Written by: George Prior
Greater regulatory scrutiny of cryptocurrencies such as Bitcoin must become a priority as they continue to play an increasingly normalised role for investors, says the CEO of one of the world’s largest independent financial advisory and fintech organizations.
deVere Group’s chief executive and founder Nigel Green – a long time advocate of cryptocurrencies - is speaking out after both the UK’s Financial Conduct Authority (FCA) and the president of the European Central Bank (ECB) called for more robust regulations for cryptocurrencies this week.
The calls follow the price of Bitcoin jumping more than 300% last year and gained a further 40% earlier this month to reach an all-time high.
Mr Green says: “The calls by financial watchdogs and central banks for greater regulatory scrutiny must be championed as digital currencies, including Bitcoin, are set to play an ever greater role in the international financial system.
“What’s needed is a strong regulatory framework to be established and approved at an international level. The forthcoming UK-hosted G20 summit might prove to be the ideal opportunity.
“Such regulation will help protect investors, tackle cryptocurrency criminality, and reduce the potential possibility of disrupting global financial stability, as well as offering a potential long-term economic boost to those countries which introduce it.”

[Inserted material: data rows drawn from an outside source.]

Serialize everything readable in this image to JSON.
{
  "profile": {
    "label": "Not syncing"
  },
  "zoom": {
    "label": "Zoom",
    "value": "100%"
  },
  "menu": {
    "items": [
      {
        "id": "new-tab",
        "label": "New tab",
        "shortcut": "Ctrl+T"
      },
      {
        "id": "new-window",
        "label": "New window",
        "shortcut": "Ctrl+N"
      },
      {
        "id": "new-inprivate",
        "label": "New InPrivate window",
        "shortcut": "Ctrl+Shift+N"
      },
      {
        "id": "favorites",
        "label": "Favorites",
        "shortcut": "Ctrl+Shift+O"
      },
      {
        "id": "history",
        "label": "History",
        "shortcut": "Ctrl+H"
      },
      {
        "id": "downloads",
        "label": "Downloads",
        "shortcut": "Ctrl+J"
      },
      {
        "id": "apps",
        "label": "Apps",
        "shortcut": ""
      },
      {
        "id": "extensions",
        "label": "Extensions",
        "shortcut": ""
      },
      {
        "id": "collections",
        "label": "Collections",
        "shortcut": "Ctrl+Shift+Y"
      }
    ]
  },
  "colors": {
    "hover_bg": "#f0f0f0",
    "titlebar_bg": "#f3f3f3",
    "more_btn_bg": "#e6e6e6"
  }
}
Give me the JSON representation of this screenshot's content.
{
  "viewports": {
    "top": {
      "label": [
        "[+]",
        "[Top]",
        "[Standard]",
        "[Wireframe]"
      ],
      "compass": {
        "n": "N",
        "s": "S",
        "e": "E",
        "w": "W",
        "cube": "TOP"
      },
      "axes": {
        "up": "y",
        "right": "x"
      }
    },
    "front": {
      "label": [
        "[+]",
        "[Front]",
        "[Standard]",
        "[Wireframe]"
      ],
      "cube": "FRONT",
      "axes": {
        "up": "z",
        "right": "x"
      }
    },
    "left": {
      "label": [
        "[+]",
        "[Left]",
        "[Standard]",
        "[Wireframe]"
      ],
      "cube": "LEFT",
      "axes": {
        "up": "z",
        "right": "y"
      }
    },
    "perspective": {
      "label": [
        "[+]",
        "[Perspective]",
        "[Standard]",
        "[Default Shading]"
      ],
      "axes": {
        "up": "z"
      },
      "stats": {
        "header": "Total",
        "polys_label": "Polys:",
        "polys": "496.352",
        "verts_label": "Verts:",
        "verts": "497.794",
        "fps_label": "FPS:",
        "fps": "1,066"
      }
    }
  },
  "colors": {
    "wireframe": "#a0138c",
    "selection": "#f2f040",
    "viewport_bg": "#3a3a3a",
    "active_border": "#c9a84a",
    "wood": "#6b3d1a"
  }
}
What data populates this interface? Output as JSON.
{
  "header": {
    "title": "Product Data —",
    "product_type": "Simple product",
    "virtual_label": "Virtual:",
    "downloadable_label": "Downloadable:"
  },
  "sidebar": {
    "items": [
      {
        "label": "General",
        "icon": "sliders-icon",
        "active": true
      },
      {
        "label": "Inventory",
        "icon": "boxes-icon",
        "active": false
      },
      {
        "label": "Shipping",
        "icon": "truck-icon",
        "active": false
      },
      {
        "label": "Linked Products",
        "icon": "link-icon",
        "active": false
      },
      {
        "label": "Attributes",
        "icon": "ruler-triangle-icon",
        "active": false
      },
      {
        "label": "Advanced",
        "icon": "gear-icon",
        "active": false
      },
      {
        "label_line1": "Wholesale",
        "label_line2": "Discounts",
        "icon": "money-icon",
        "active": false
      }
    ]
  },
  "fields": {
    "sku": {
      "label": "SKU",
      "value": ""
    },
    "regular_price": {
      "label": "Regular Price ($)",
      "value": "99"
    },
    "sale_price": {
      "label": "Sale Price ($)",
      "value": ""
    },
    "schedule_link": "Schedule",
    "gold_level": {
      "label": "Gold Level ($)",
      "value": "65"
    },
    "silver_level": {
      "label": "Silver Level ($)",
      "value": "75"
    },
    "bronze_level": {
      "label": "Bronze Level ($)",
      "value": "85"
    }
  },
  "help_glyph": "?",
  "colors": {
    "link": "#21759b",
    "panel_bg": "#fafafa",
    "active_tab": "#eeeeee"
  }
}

He continues: “There is sustained and growing interest in the likes of Bitcoin from both retail and institutional investors. They are now increasingly handling the assets as they would any other asset in the portfolio –for example, sometimes profit-taking, sometimes reinvesting, using the volatility to their advantage, and using these alternatives to help with all-important diversification.
“These mainstream, normalised investor strategies demonstrate that cryptocurrencies must come into the regulatory tent and be held the same standards as the rest of the financial system.”
Previously, the deVere boss has said that one of the best ways to address the regulatory issues is via the exchanges.
“Nearly all foreign exchange transactions go through banks or currency houses and this is what needs to happen with cryptocurrencies. When flows run through regulated exchanges, it will be much easier to tackle potential wrongdoing, such as money laundering, and make sure tax is paid,” he has noted.
“For this to happen, banks will need to open accounts for exchanges, which is why they must be regulated.”
Mr Green concludes: “Cryptocurrencies in some form or another are here to stay – and the market is only set to grow.
“There can be no doubt that regulation of the crypto ecosystem is required and, I believe, it should be a priority.
“The work being done by many international financial watchdogs, lawmakers and central banks, such as the FCA and the ECB, in this area is something I fully support.”